All of the records are to be copied out exactly, with nothing left out.

○ ○ ○

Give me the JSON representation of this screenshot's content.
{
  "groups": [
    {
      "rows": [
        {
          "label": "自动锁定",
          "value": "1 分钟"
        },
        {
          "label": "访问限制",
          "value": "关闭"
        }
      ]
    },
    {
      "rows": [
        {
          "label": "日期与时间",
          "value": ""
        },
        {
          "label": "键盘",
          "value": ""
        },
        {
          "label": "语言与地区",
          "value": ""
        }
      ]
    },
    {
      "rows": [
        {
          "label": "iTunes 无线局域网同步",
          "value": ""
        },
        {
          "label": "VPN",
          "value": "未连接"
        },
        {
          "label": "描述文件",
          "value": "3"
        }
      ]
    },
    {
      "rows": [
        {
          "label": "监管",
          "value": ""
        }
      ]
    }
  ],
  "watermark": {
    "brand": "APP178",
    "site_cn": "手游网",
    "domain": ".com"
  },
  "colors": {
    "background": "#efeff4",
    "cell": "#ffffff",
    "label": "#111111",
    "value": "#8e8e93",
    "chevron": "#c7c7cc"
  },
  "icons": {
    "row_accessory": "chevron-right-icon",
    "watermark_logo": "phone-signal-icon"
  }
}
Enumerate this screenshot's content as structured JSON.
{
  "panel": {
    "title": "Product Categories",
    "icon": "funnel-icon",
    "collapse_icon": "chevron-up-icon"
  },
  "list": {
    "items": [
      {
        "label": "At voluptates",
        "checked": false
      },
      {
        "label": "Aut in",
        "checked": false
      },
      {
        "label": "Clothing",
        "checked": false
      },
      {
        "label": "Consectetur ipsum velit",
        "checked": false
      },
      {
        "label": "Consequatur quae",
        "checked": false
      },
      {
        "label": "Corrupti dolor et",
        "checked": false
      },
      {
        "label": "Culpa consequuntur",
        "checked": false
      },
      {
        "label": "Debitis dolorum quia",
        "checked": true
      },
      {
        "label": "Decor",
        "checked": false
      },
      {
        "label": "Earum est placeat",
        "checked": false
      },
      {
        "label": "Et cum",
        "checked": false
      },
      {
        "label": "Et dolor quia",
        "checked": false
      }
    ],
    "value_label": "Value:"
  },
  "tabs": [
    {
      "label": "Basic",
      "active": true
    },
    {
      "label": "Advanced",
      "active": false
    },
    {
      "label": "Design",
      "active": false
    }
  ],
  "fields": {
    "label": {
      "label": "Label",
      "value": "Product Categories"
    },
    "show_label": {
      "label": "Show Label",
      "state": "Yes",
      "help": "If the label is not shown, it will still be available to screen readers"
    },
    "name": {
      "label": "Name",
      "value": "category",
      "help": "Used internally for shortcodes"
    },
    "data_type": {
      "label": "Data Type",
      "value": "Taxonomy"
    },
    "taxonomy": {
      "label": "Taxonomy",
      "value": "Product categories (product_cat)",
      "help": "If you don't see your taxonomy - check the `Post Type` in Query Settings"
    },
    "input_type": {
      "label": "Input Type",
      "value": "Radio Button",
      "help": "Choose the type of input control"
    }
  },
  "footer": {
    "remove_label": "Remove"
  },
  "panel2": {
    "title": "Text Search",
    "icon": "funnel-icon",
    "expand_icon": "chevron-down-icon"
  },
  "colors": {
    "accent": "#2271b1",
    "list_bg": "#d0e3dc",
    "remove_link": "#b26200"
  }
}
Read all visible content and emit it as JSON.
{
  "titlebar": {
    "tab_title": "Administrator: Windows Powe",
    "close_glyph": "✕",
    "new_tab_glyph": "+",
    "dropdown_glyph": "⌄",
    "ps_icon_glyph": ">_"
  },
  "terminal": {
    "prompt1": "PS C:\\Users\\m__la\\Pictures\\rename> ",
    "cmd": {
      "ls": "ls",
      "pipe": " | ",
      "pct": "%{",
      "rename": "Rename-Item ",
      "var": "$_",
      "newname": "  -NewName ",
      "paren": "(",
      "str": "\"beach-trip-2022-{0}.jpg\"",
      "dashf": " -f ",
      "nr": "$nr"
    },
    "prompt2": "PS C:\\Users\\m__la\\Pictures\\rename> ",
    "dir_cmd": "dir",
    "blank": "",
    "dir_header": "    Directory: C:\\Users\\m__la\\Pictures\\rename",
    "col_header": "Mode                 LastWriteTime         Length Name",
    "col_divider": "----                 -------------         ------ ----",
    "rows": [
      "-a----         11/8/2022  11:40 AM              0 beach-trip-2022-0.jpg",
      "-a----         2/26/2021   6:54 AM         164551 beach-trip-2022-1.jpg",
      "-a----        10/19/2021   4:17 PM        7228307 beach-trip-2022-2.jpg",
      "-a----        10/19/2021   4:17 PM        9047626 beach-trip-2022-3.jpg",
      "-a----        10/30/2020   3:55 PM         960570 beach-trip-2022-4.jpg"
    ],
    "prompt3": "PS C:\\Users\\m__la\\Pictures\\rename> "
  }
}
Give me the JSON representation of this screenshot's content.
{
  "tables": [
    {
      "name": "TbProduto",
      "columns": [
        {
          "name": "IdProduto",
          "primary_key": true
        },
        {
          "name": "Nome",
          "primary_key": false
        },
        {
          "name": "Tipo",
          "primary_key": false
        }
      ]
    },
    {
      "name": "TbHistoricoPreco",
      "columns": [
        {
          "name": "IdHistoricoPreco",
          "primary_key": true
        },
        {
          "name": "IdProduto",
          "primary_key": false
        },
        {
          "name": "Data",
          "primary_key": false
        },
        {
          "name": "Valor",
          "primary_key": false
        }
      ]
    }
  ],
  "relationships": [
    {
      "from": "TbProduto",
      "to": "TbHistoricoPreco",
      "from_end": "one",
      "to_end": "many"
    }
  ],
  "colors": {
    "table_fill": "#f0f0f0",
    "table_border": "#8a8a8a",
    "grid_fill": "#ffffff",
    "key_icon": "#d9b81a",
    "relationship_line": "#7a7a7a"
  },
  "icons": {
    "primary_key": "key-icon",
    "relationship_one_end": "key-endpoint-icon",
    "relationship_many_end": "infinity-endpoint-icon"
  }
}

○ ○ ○

## Task response:
Give me the JSON representation of this screenshot's content.
{
  "groups": [
    {
      "rows": [
        {
          "label": "自动锁定",
          "value": "1 分钟"
        },
        {
          "label": "访问限制",
          "value": "关闭"
        }
      ]
    },
    {
      "rows": [
        {
          "label": "日期与时间",
          "value": ""
        },
        {
          "label": "键盘",
          "value": ""
        },
        {
          "label": "语言与地区",
          "value": ""
        }
      ]
    },
    {
      "rows": [
        {
          "label": "iTunes 无线局域网同步",
          "value": ""
        },
        {
          "label": "VPN",
          "value": "未连接"
        },
        {
          "label": "描述文件",
          "value": "3"
        }
      ]
    },
    {
      "rows": [
        {
          "label": "监管",
          "value": ""
        }
      ]
    }
  ],
  "watermark": {
    "brand": "APP178",
    "site_cn": "手游网",
    "domain": ".com"
  },
  "colors": {
    "background": "#efeff4",
    "cell": "#ffffff",
    "label": "#111111",
    "value": "#8e8e93",
    "chevron": "#c7c7cc"
  },
  "icons": {
    "row_accessory": "chevron-right-icon",
    "watermark_logo": "phone-signal-icon"
  }
}
Enumerate this screenshot's content as structured JSON.
{
  "panel": {
    "title": "Product Categories",
    "icon": "funnel-icon",
    "collapse_icon": "chevron-up-icon"
  },
  "list": {
    "items": [
      {
        "label": "At voluptates",
        "checked": false
      },
      {
        "label": "Aut in",
        "checked": false
      },
      {
        "label": "Clothing",
        "checked": false
      },
      {
        "label": "Consectetur ipsum velit",
        "checked": false
      },
      {
        "label": "Consequatur quae",
        "checked": false
      },
      {
        "label": "Corrupti dolor et",
        "checked": false
      },
      {
        "label": "Culpa consequuntur",
        "checked": false
      },
      {
        "label": "Debitis dolorum quia",
        "checked": true
      },
      {
        "label": "Decor",
        "checked": false
      },
      {
        "label": "Earum est placeat",
        "checked": false
      },
      {
        "label": "Et cum",
        "checked": false
      },
      {
        "label": "Et dolor quia",
        "checked": false
      }
    ],
    "value_label": "Value:"
  },
  "tabs": [
    {
      "label": "Basic",
      "active": true
    },
    {
      "label": "Advanced",
      "active": false
    },
    {
      "label": "Design",
      "active": false
    }
  ],
  "fields": {
    "label": {
      "label": "Label",
      "value": "Product Categories"
    },
    "show_label": {
      "label": "Show Label",
      "state": "Yes",
      "help": "If the label is not shown, it will still be available to screen readers"
    },
    "name": {
      "label": "Name",
      "value": "category",
      "help": "Used internally for shortcodes"
    },
    "data_type": {
      "label": "Data Type",
      "value": "Taxonomy"
    },
    "taxonomy": {
      "label": "Taxonomy",
      "value": "Product categories (product_cat)",
      "help": "If you don't see your taxonomy - check the `Post Type` in Query Settings"
    },
    "input_type": {
      "label": "Input Type",
      "value": "Radio Button",
      "help": "Choose the type of input control"
    }
  },
  "footer": {
    "remove_label": "Remove"
  },
  "panel2": {
    "title": "Text Search",
    "icon": "funnel-icon",
    "expand_icon": "chevron-down-icon"
  },
  "colors": {
    "accent": "#2271b1",
    "list_bg": "#d0e3dc",
    "remove_link": "#b26200"
  }
}
Read all visible content and emit it as JSON.
{
  "titlebar": {
    "tab_title": "Administrator: Windows Powe",
    "close_glyph": "✕",
    "new_tab_glyph": "+",
    "dropdown_glyph": "⌄",
    "ps_icon_glyph": ">_"
  },
  "terminal": {
    "prompt1": "PS C:\\Users\\m__la\\Pictures\\rename> ",
    "cmd": {
      "ls": "ls",
      "pipe": " | ",
      "pct": "%{",
      "rename": "Rename-Item ",
      "var": "$_",
      "newname": "  -NewName ",
      "paren": "(",
      "str": "\"beach-trip-2022-{0}.jpg\"",
      "dashf": " -f ",
      "nr": "$nr"
    },
    "prompt2": "PS C:\\Users\\m__la\\Pictures\\rename> ",
    "dir_cmd": "dir",
    "blank": "",
    "dir_header": "    Directory: C:\\Users\\m__la\\Pictures\\rename",
    "col_header": "Mode                 LastWriteTime         Length Name",
    "col_divider": "----                 -------------         ------ ----",
    "rows": [
      "-a----         11/8/2022  11:40 AM              0 beach-trip-2022-0.jpg",
      "-a----         2/26/2021   6:54 AM         164551 beach-trip-2022-1.jpg",
      "-a----        10/19/2021   4:17 PM        7228307 beach-trip-2022-2.jpg",
      "-a----        10/19/2021   4:17 PM        9047626 beach-trip-2022-3.jpg",
      "-a----        10/30/2020   3:55 PM         960570 beach-trip-2022-4.jpg"
    ],
    "prompt3": "PS C:\\Users\\m__la\\Pictures\\rename> "
  }
}
Give me the JSON representation of this screenshot's content.
{
  "tables": [
    {
      "name": "TbProduto",
      "columns": [
        {
          "name": "IdProduto",
          "primary_key": true
        },
        {
          "name": "Nome",
          "primary_key": false
        },
        {
          "name": "Tipo",
          "primary_key": false
        }
      ]
    },
    {
      "name": "TbHistoricoPreco",
      "columns": [
        {
          "name": "IdHistoricoPreco",
          "primary_key": true
        },
        {
          "name": "IdProduto",
          "primary_key": false
        },
        {
          "name": "Data",
          "primary_key": false
        },
        {
          "name": "Valor",
          "primary_key": false
        }
      ]
    }
  ],
  "relationships": [
    {
      "from": "TbProduto",
      "to": "TbHistoricoPreco",
      "from_end": "one",
      "to_end": "many"
    }
  ],
  "colors": {
    "table_fill": "#f0f0f0",
    "table_border": "#8a8a8a",
    "grid_fill": "#ffffff",
    "key_icon": "#d9b81a",
    "relationship_line": "#7a7a7a"
  },
  "icons": {
    "primary_key": "key-icon",
    "relationship_one_end": "key-endpoint-icon",
    "relationship_many_end": "infinity-endpoint-icon"
  }
}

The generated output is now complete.